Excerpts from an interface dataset
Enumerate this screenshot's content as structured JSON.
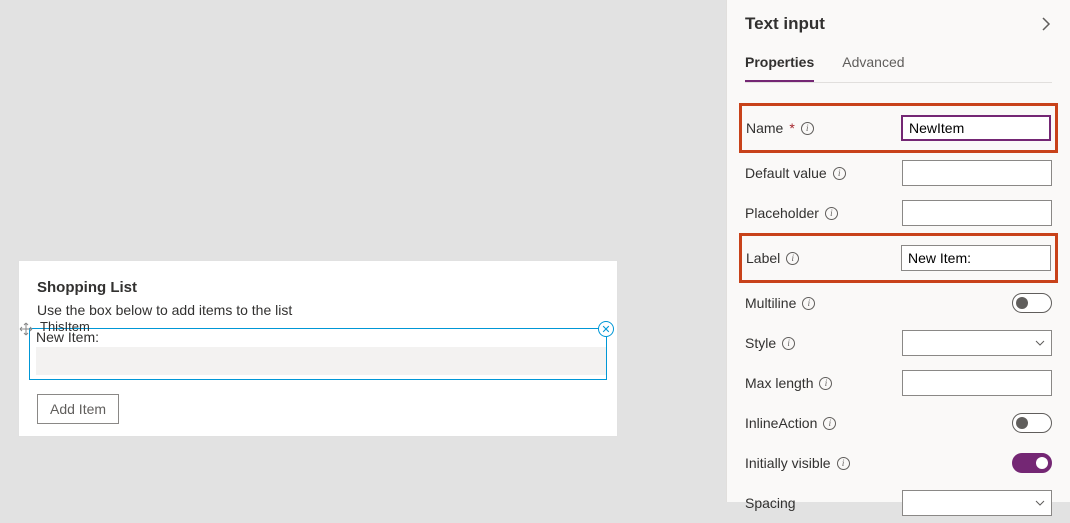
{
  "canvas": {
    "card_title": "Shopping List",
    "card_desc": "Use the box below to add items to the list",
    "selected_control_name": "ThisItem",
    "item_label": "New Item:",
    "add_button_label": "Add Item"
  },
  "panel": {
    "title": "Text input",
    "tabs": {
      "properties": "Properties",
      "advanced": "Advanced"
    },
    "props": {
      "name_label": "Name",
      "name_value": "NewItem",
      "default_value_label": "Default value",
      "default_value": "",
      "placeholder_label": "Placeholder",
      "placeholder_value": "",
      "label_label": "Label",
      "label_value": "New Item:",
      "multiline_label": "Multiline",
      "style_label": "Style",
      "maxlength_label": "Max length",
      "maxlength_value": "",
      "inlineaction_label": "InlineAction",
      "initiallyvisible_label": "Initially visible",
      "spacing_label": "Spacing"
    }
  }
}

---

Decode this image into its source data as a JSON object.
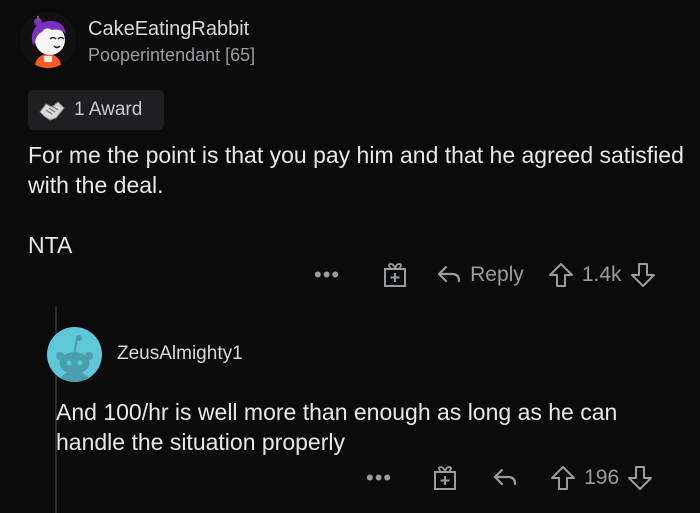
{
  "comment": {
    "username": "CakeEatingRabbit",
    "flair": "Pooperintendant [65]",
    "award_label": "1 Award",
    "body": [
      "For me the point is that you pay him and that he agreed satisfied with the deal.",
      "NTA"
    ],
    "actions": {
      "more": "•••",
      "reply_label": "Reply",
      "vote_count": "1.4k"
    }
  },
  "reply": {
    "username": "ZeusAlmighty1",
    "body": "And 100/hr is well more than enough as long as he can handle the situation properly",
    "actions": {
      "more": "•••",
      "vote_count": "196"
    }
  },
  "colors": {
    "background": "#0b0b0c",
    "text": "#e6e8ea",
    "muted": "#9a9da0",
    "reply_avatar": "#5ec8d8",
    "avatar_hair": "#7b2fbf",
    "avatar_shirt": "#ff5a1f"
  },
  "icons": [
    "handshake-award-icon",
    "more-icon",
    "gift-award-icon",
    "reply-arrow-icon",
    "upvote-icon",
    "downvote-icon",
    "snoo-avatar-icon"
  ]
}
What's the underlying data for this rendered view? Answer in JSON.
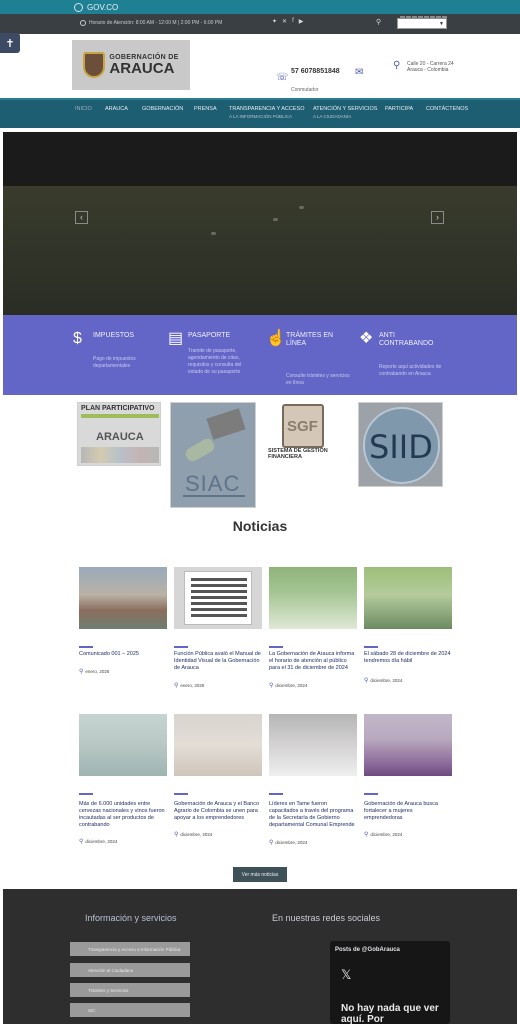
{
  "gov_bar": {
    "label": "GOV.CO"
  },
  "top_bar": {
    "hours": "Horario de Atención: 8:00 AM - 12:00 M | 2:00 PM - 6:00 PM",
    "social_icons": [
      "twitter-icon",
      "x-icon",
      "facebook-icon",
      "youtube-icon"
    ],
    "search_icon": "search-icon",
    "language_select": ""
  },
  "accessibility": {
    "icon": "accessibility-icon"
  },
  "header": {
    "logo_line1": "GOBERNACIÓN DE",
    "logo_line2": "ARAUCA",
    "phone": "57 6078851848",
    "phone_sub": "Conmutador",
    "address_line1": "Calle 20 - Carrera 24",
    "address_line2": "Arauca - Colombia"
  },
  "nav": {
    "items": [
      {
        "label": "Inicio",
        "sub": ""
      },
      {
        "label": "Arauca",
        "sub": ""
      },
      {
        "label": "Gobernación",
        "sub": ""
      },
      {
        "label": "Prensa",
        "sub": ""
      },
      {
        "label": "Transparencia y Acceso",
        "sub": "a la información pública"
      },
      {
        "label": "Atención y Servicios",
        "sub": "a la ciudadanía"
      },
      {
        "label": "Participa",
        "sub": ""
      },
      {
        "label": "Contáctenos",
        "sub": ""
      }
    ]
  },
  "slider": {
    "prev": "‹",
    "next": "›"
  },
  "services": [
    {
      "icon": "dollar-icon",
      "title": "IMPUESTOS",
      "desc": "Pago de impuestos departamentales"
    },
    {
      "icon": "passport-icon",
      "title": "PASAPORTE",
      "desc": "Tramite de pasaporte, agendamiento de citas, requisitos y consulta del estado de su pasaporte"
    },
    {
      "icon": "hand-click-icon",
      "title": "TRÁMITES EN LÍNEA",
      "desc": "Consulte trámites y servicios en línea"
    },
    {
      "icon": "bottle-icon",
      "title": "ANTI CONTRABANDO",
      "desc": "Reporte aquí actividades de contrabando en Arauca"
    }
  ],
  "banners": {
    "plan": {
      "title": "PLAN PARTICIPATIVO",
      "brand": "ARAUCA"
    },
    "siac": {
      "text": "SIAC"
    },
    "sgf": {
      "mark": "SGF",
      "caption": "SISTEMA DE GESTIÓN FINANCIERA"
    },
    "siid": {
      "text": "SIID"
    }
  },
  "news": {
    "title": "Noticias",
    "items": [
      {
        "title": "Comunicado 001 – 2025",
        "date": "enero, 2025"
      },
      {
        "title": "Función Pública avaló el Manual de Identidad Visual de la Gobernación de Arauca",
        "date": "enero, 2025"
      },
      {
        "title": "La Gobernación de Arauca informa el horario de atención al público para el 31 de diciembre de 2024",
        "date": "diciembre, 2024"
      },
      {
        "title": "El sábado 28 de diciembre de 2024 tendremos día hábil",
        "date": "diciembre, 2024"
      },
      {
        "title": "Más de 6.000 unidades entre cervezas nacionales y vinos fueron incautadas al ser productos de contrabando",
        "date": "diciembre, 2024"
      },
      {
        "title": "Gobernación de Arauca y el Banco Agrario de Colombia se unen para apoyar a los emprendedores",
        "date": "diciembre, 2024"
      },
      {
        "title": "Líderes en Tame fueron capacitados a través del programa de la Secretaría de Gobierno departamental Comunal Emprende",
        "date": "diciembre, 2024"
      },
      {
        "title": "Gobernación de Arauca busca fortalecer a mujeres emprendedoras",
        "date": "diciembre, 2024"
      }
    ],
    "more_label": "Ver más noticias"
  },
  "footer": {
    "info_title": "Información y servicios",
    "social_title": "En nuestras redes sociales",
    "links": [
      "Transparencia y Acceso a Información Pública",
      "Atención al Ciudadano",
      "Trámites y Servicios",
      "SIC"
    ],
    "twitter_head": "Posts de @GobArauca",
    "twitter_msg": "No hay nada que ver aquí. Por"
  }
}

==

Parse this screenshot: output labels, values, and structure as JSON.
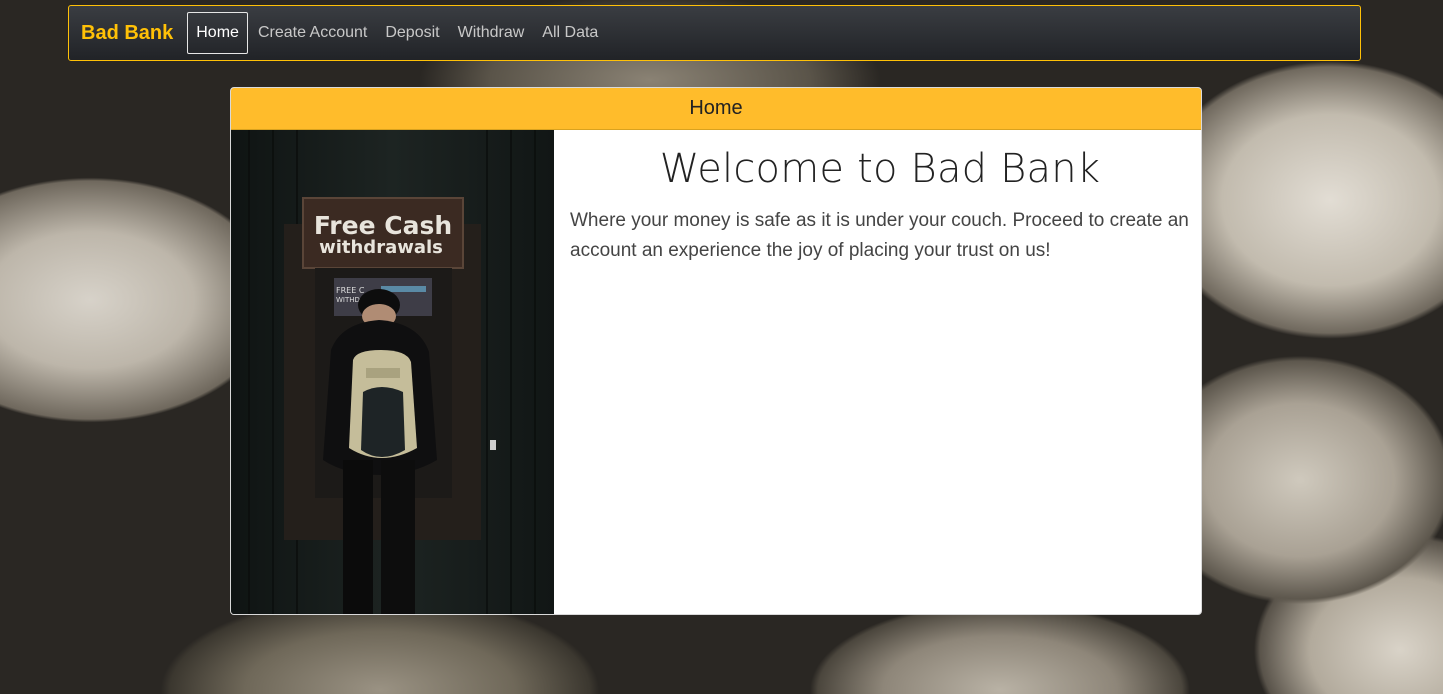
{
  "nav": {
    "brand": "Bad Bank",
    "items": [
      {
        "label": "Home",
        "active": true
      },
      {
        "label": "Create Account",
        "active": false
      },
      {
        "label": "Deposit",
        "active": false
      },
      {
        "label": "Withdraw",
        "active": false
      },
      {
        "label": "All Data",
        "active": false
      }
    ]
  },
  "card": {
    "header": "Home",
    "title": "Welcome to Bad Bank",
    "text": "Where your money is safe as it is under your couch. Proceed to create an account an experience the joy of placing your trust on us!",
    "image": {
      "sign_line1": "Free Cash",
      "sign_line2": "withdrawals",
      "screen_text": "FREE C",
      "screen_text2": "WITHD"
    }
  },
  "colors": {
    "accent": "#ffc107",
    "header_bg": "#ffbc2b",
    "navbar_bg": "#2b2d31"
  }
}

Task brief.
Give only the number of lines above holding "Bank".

Response.
2